By Barry Saks

Copy editor


Student Crystal Gonzalez, 20, was sure President Barack Obama would win reelection and planned to vote for him.

Gonzalez said, “President Obama has promoted equality.  He appointed Justices Elena Kagan and Sonia Sotomayor.  He is emphasizing gender equality in the workforce.

“He has helped immigrant children by allowing them to continue their education here.”

Christian Gonzales, 19, an architecture and mechanical engineering major, agrees with his sister that Obama would win.  Gonzalez said, “I think Obama has been trying to get us out of trouble, for instance the economy.

“He brought back the troops from Iraq.  He gave us national healthcare.”

Anthony Bevins, 44, an astrophysics major, said, “I think Obama will win by a small margin, less than two percent.  If he’s reelected he’ll have more time to deal with education policy.”

Kenneth Graham, a part-time political science instructor, was adamant Obama would be reelected.  Graham said Obama restored confidence in our foreign policy and brought down Osama bin Laden.

While Rhonda Fyfe, 42, a speech communications major, thought that Obama was going to win, Fyfe supported Governor Mitt Romney.

Fyfe said she supported Romney because he understood Israel is an important ally and because Romney is a “God-fearing man.”

Sara Murcia, 27, a nursing major, like Fyfe, thought Obama would win, but supported Romney.  Murcia said, “I’m a Republican, but not as conservative as Romney. I believe he (Obama) promised a lot of change, but a lot of it did not come about.”

Murcia said she pays for all her own expenses, she added, “I believe if a student wants to finish school with or without student aid, they will.”

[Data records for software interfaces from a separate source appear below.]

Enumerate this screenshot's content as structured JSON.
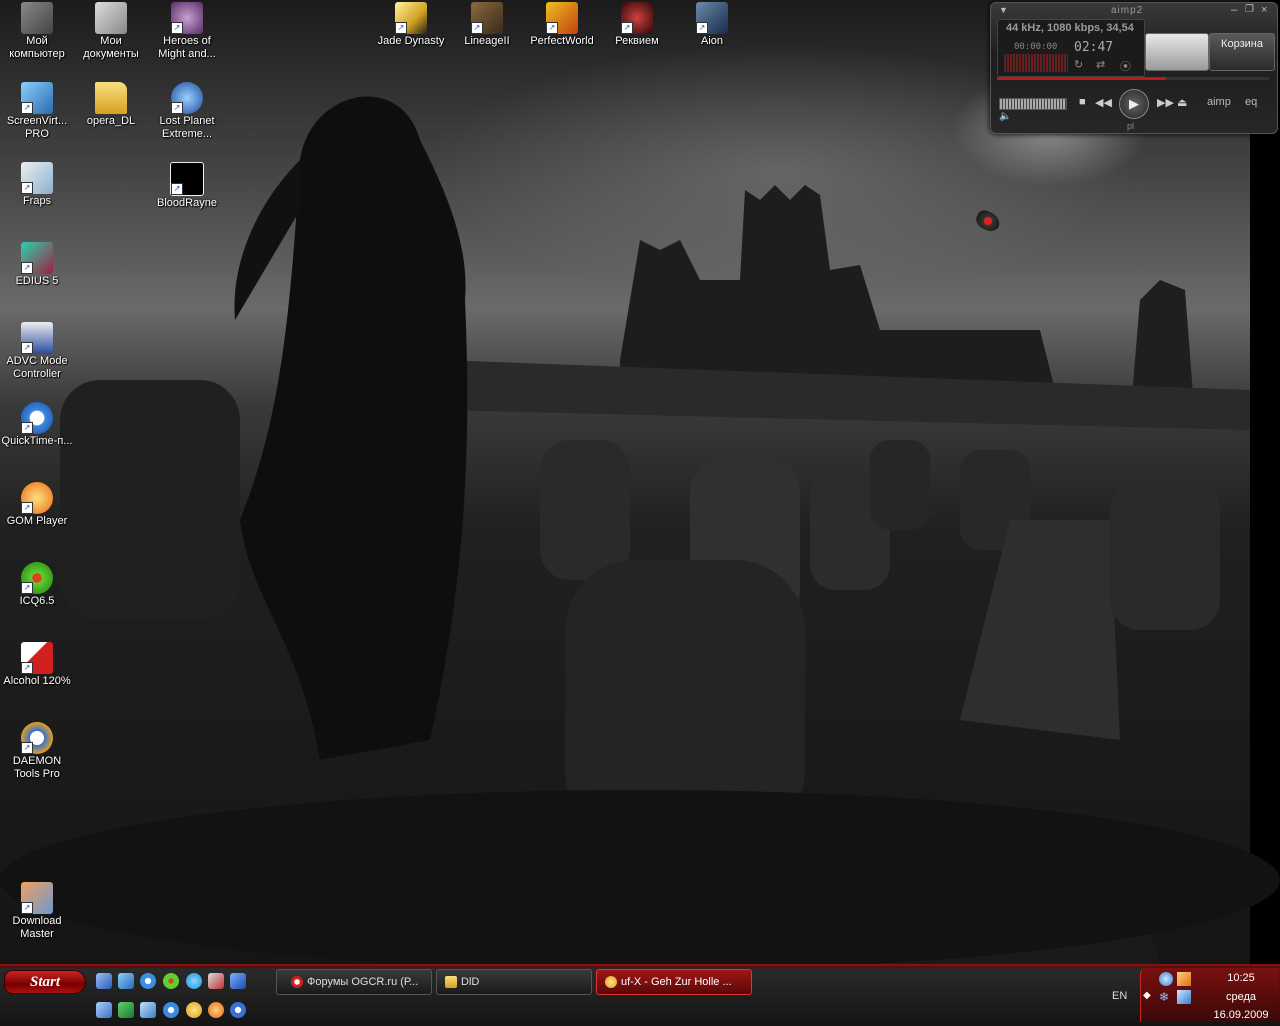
{
  "desktop": {
    "icons": [
      {
        "label": "Мой компьютер",
        "icon": "my-computer-icon",
        "color": "#666666"
      },
      {
        "label": "Мои документы",
        "icon": "my-documents-icon",
        "color": "#9a9a9a"
      },
      {
        "label": "Heroes of Might and...",
        "icon": "heroes-icon",
        "color": "#7a4a8a"
      },
      {
        "label": "ScreenVirt... PRO",
        "icon": "screenvirtuoso-icon",
        "color": "#3a8acf"
      },
      {
        "label": "opera_DL",
        "icon": "folder-icon",
        "color": "#e8c040"
      },
      {
        "label": "Lost Planet Extreme...",
        "icon": "lost-planet-icon",
        "color": "#3a6ab0"
      },
      {
        "label": "Fraps",
        "icon": "fraps-icon",
        "color": "#d8d800"
      },
      {
        "label": "BloodRayne",
        "icon": "bloodrayne-icon",
        "color": "#111111"
      },
      {
        "label": "EDIUS 5",
        "icon": "edius-icon",
        "color": "#1aa090"
      },
      {
        "label": "ADVC Mode Controller",
        "icon": "advc-icon",
        "color": "#2a4aa0"
      },
      {
        "label": "QuickTime-п...",
        "icon": "quicktime-icon",
        "color": "#3a8ae0"
      },
      {
        "label": "GOM Player",
        "icon": "gom-player-icon",
        "color": "#e88a10"
      },
      {
        "label": "ICQ6.5",
        "icon": "icq-icon",
        "color": "#40b020"
      },
      {
        "label": "Alcohol 120%",
        "icon": "alcohol-icon",
        "color": "#d02020"
      },
      {
        "label": "DAEMON Tools Pro",
        "icon": "daemon-tools-icon",
        "color": "#3a70d0"
      },
      {
        "label": "Download Master",
        "icon": "download-master-icon",
        "color": "#6a9ad0"
      },
      {
        "label": "Jade Dynasty",
        "icon": "jade-dynasty-icon",
        "color": "#d0a020"
      },
      {
        "label": "LineageII",
        "icon": "lineage-icon",
        "color": "#6a5030"
      },
      {
        "label": "PerfectWorld",
        "icon": "perfect-world-icon",
        "color": "#c04010"
      },
      {
        "label": "Реквием",
        "icon": "requiem-icon",
        "color": "#5a1010"
      },
      {
        "label": "Aion",
        "icon": "aion-icon",
        "color": "#2a3a5a"
      }
    ]
  },
  "aimp": {
    "title": "aimp2",
    "info": "44 kHz, 1080 kbps, 34,54",
    "time_small": "00:00:00",
    "time_big": "02:47",
    "basket_label": "Корзина",
    "pl_label": "pl",
    "brand": "aimp",
    "eq_label": "eq",
    "accent": "#c01818"
  },
  "taskbar": {
    "start_label": "Start",
    "quicklaunch": [
      {
        "icon": "show-desktop-icon",
        "color": "#4a7ad0"
      },
      {
        "icon": "screenvirtuoso-ql-icon",
        "color": "#3a8acf"
      },
      {
        "icon": "internet-explorer-icon",
        "color": "#3a90e0"
      },
      {
        "icon": "icq-ql-icon",
        "color": "#40b020"
      },
      {
        "icon": "skype-icon",
        "color": "#30a0e0"
      },
      {
        "icon": "camera-icon",
        "color": "#c03030"
      },
      {
        "icon": "maxthon-icon",
        "color": "#2a70d0"
      },
      {
        "icon": "ql-icon-8",
        "color": "#4a8ad0"
      },
      {
        "icon": "lineage-ql-icon",
        "color": "#30a050"
      },
      {
        "icon": "network-ql-icon",
        "color": "#4a90c0"
      },
      {
        "icon": "quicktime-ql-icon",
        "color": "#3a8ae0"
      },
      {
        "icon": "aimp-ql-icon",
        "color": "#e0a020"
      },
      {
        "icon": "gom-ql-icon",
        "color": "#e88a10"
      },
      {
        "icon": "media-ql-icon",
        "color": "#3a70d0"
      }
    ],
    "windows": [
      {
        "label": "Форумы OGCR.ru (Р...",
        "icon": "opera-icon",
        "color": "#d02020",
        "active": false
      },
      {
        "label": "DlD",
        "icon": "folder-icon",
        "color": "#e8c040",
        "active": false
      },
      {
        "label": "uf-X - Geh Zur Holle ...",
        "icon": "aimp-icon",
        "color": "#e0a020",
        "active": true
      }
    ],
    "lang": "EN",
    "clock_time": "10:25",
    "clock_day": "среда",
    "clock_date": "16.09.2009"
  }
}
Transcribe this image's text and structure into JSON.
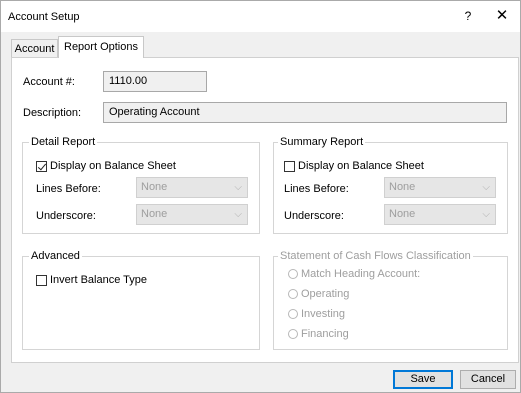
{
  "window": {
    "title": "Account Setup",
    "help_label": "?",
    "close_label": "✕"
  },
  "tabs": [
    {
      "label": "Account"
    },
    {
      "label": "Report Options"
    }
  ],
  "account": {
    "number_label": "Account #:",
    "number_value": "1110.00",
    "description_label": "Description:",
    "description_value": "Operating Account"
  },
  "detail_report": {
    "title": "Detail Report",
    "display_label": "Display on Balance Sheet",
    "display_checked": true,
    "lines_before_label": "Lines Before:",
    "lines_before_value": "None",
    "underscore_label": "Underscore:",
    "underscore_value": "None"
  },
  "summary_report": {
    "title": "Summary Report",
    "display_label": "Display on Balance Sheet",
    "display_checked": false,
    "lines_before_label": "Lines Before:",
    "lines_before_value": "None",
    "underscore_label": "Underscore:",
    "underscore_value": "None"
  },
  "advanced": {
    "title": "Advanced",
    "invert_label": "Invert Balance Type",
    "invert_checked": false
  },
  "cash_flows": {
    "title": "Statement of Cash Flows Classification",
    "options": [
      {
        "label": "Match Heading Account:"
      },
      {
        "label": "Operating"
      },
      {
        "label": "Investing"
      },
      {
        "label": "Financing"
      }
    ]
  },
  "buttons": {
    "save": "Save",
    "cancel": "Cancel"
  }
}
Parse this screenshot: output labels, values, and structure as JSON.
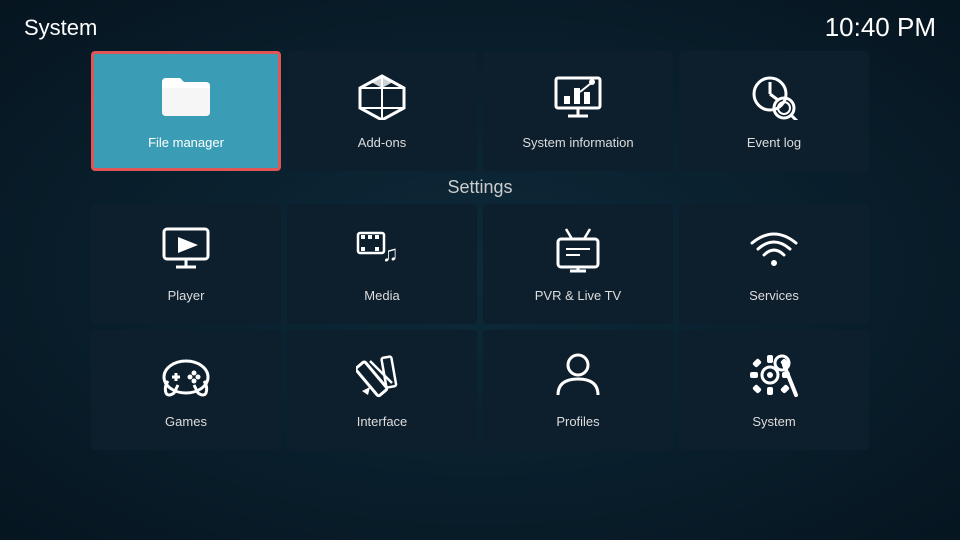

Meanwhile, student Robert Webster thought Romney would win.  Webster said, “I think this election and Hurricane Sandy are indicators for the American people.

“The American people should be mindful of domestic concerns.”

Assistant Professor Janet Hund, who teaches sociology, said, “I think public education should be affordable for all who are serious students.

“I am extremely concerned about the state of LBCC students, my children, the Long Beach community, the state of California and the nation.  I don’t want to live in a nation that does not value education.”The websites of both presidential candidates addressed education.

According to the Romney’s, Romney would “take the unprecedented step of tying federal funds directly to dramatic reforms that expand parental choice,” would allow low income and special needs students to choose which school to attend by making funding portable, would recruit teachers by eliminating unnecessary certification requirements and would spur student access to higher education by simplifying the financial aid system and by welcoming private sector participation.

According to the Obama’s, “To help students better afford a college education, President Obama ended billions in subsidies wasted on banks and used the savings to double investments in Pell Grants.

“He established a college tax credit for students and their families worth up to $10,000 over four years of college.

“He set a goal to … cut the growth of college tuition and fees in half over the next 10 years, a goal that will save the typical student thousands of dollars a year.”

Obama won  re-election with 303 electoral votes and  60,350,614 popular votes.

Romney lost the race with 206 electoral votes and 57,561,083 popular votes.